Helicopters Belong In The Sky, Not The Playground

by Cookie

I think I had one of those moments this morning.  You know, where you suddenly realize why you feel the way you do about something?

I read this article about helicopter parenting, and I realized that the reason I’ve never been a fan of the attachment parenting is because I’m afraid it leads to helicoptering.

Does it?  I’m not sure.  But what I’ve observed in this generation of children is hat they are a whole lot less independent and willing and capable of doing things for themselves.  There is an expectation that mom and dad will care of everything for them.  An inability to fuck it up and then figure it out.  I mean, the guy in the article called his child’s college professor and argued about his kid’s grade.  Are you kidding?

So.  Here’s the thing.  I don’t have a problem with breastfeeding and babywearing and all that stuff.  And the article makes no mention of parenting style used since birth, although I strongly suspect that these parents were attachment parents.  It doesn’t seem logical to me that someone would evolve from being a “cry it out” mom to a helicopter mom, does it?  But attachment parenting is supposed to lead to greater self-confidence and independence by them feeling secure all the time in infancy, is it not?  So how come some of the kids are turning out all needy and weird?

I talk to my parents almost daily, as the kids in the article do.  But I’m not asking them for shit.  They give me stuff all the time, especially now that I have baby(ies), because they feel that it is their right and duty as grandparents to do do.  Fair enough.  But the last time I actually asked them for anything?  Maybe to see if my dad could drive me to a doctor’s appointment when I was too pregnant with Destroyer to fit behind the wheel.

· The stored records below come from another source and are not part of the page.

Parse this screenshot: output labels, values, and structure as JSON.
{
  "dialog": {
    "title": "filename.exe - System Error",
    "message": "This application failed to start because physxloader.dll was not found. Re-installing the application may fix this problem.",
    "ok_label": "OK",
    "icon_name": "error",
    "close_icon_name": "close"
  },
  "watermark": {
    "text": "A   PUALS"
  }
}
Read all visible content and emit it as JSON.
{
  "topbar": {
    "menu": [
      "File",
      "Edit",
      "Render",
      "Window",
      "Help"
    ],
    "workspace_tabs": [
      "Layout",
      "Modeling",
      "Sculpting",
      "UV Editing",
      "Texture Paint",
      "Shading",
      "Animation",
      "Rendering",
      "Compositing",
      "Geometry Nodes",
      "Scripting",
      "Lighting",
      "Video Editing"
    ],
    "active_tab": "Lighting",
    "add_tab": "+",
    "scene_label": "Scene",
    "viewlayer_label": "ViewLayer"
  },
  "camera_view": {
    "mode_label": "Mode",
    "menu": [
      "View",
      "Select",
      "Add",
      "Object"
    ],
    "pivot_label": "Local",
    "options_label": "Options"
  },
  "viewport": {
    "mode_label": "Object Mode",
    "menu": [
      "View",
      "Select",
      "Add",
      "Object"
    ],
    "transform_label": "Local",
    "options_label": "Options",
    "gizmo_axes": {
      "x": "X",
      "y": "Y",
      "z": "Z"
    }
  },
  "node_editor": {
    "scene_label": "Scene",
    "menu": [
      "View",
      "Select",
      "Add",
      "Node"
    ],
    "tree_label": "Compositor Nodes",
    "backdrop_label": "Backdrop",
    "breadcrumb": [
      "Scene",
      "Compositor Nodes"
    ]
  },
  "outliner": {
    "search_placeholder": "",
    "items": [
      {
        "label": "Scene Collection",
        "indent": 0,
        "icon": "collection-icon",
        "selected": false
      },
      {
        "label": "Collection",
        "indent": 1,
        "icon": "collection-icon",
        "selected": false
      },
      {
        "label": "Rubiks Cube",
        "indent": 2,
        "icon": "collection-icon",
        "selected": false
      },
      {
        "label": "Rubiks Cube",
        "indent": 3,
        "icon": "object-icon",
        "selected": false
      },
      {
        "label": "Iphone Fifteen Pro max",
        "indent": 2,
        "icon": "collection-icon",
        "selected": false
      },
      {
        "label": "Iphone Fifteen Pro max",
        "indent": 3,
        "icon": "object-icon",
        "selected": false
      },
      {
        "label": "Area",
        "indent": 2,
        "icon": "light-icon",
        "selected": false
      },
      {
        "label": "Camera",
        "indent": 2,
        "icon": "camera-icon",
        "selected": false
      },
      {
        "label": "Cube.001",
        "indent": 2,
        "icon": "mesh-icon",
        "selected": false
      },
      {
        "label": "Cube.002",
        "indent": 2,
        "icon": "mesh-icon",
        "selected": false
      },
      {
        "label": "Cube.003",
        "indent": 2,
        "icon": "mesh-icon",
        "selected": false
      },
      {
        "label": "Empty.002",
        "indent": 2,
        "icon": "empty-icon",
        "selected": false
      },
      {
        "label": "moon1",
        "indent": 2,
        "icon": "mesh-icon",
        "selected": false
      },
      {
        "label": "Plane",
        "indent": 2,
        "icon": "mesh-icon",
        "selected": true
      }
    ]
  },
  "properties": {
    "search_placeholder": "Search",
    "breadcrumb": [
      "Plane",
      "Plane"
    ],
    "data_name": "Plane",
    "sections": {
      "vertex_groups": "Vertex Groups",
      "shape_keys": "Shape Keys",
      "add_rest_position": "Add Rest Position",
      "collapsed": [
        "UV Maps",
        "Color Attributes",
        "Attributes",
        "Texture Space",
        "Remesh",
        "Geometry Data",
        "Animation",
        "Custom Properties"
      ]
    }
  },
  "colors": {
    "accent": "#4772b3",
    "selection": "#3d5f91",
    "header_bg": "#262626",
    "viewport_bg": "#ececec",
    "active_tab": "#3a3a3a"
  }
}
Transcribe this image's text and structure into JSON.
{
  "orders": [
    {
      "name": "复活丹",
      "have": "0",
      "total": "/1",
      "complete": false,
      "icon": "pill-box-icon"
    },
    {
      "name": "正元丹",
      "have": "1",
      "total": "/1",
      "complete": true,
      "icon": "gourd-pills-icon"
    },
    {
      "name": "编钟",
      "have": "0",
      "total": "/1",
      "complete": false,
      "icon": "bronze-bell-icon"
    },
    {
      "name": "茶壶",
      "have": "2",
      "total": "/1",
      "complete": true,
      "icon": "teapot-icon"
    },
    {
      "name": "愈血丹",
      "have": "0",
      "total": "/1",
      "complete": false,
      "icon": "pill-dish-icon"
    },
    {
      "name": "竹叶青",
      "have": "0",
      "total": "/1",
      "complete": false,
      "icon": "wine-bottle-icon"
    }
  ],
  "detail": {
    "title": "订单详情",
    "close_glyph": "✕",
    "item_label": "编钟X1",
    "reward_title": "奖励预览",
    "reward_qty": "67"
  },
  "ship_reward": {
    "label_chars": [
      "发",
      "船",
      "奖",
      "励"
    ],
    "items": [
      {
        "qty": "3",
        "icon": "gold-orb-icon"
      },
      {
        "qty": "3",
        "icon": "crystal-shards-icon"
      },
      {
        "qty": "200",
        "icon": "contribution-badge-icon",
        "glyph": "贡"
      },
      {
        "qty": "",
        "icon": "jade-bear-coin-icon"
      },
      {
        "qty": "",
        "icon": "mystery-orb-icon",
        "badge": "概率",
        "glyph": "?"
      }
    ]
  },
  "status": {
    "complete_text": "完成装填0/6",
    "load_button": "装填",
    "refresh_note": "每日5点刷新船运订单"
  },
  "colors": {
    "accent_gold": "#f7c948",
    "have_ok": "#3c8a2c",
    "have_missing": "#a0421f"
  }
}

The hard part is that we all love our children so, so much.  I know that.  I see the panicked look on some women’s faces when they see their kid fall down across the playground. But if you go running every single time, how will they ever learn the difference between an inconvenience and a crisis?  Do you want you child to feel as though they are always in the midst of a crisis that they surely are incapable of solving on their own?  And it’s not that I’m not watching, and assessing the situation, but Destroyer know where I am, and knows that I am available.  And most of the time?  It’s too inconvenient for her to come over to where I am and interrupt her play.  So she figures out how to dust herself off.  My heart kinda breaks a little, but I am patting myself on the back at the same time.

I also find it interesting that as we have more split families and double income families, the more helicopter we become when we are around.  But I don’t think you can make up the lost hours.  Like I mentioned in an earlier post, I think kids just need us to spend time with them.  It’s enough.

Anyway, read the article.  It’s interesting.

I’m going back to gestating.  Sigh.